ETYM Old Eng. acount, account, accompt, Old Fren. acont, from aconter. Related to Account, Count.
1. A formal contractual relationship established to provide for regular banking or brokerage or business services; SYN. business relationship.
2. A statement of recent transactions and the resulting balance;SYN. accounting, account statement.
3. Importance or value.
4. The quality of taking advantage.
5. A record or narrative description of past events
6. A short account of the news
7. Importance or value
8. The act of informing by verbal report
9. The quality of taking advantage
ETYM Latin annotatio: cf. French annotation.
A note or comment attached to some part of a document to provide related information. Some applications support voice annotations or annotations accessible by icons. See also comment.
The act of adding notes; SYN. annotating.

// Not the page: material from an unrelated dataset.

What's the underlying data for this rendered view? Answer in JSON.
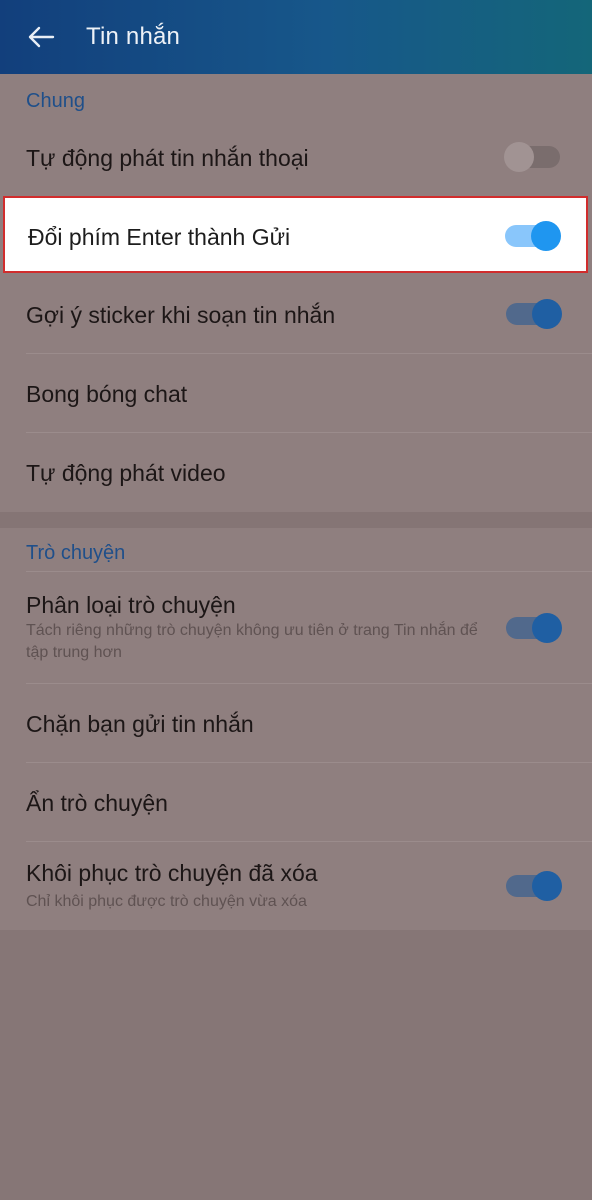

ETYM Cf. Old Fren. comment.
A written explanation or criticism or illustration that is added to a book or other textual material; SYN. commentary.

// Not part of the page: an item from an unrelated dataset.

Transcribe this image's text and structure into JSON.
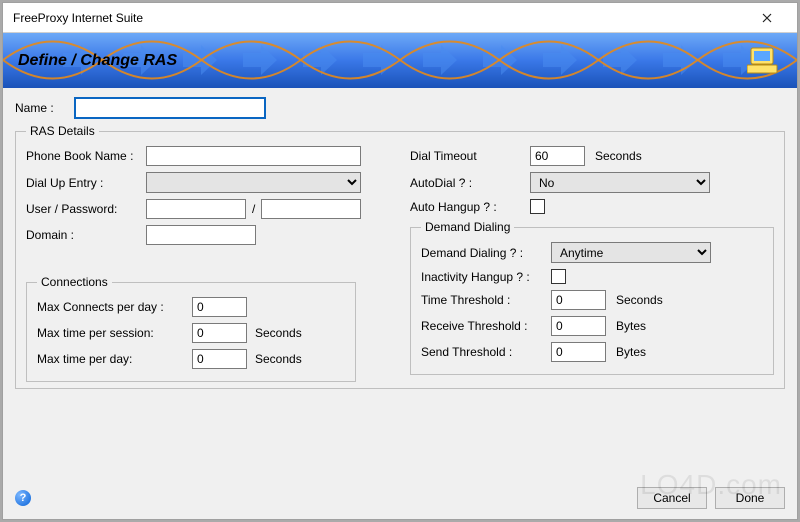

ETYM Latin commentarius, commentarium, note book, commentary: cf. French commentaire. Related to Comment.
1. A series of comments or annotations; esp., a book of explanations or expositions on the whole or a part of the Scriptures or of some other work.
2. A brief account of transactions or events written hastily, as if for a memorandum; -- usually in the plural.
Sinonimi: linguistic context | context of use | circumstance
ETYM Latin contextus; cf. French contexte.
1. Discourse that surrounds a language unit and helps to determine its interpretation; SYN. linguistic context, context of use.
2. The set of facts or circumstances that surround a situation or event; SYN. circumstance.
(French) full explanation; enlightenment.
ETYM Cf. French élucidation.
A making clear; the act of elucidating or that which elucidates, as an explanation, an exposition, an illustration.
ETYM Latin explanatio: cf. Old Fren. esplanation.
1. A statement that explains; SYN. account.
2. Thought that makes something comprehensible.
In science, an attempt to make clear the cause of any natural event by reference to physical laws and to observations.
The extent to which any explanation can be said to be true is one of the chief concerns of philosophy, partly because observations may be wrongly interpreted, partly because explanations should help us predict how nature will behave. Although it may be reasonable to expect that a physical law will hold in the future, that expectation is problematic in that it relies on induction, a much criticized feature of human thought; in fact no explanation, however “scientific”, can be held to be true for all time, and thus the difference between a scientific and a common-sense explanation remains the subject of intense philosophical debate.
ETYM Latin explicatio: cf. French explication.
An explanation of the meaning of something.
ETYM Latin interpretatio: cf. French interprétation.
In music, the manner in which a performer plays a work. Except in the case of prerecorded electronic music, which excludes the performer altogether, the limitations of notation mean that a composer cannot indicate the most subtle levels of dynamics, expression, articulation, and other details of performance practice. Inevitably the performer is responsible for these, although during some periods it has been the convention for the musician to take greater liberties than during others. For instance, the 18th-century performer had much greater freedom than the 20th-century performer, not only to alter a composer's dynamics and articulation without criticism, but also, to a degree, to change the notes themselves.
1. A mental representation of the meaning or significance of something; SYN. reading, version.
2. An explanation of something that is not immediately obvious; SYN. interpreting, rendition, rendering.
3. An explanation resulting from interpreting something.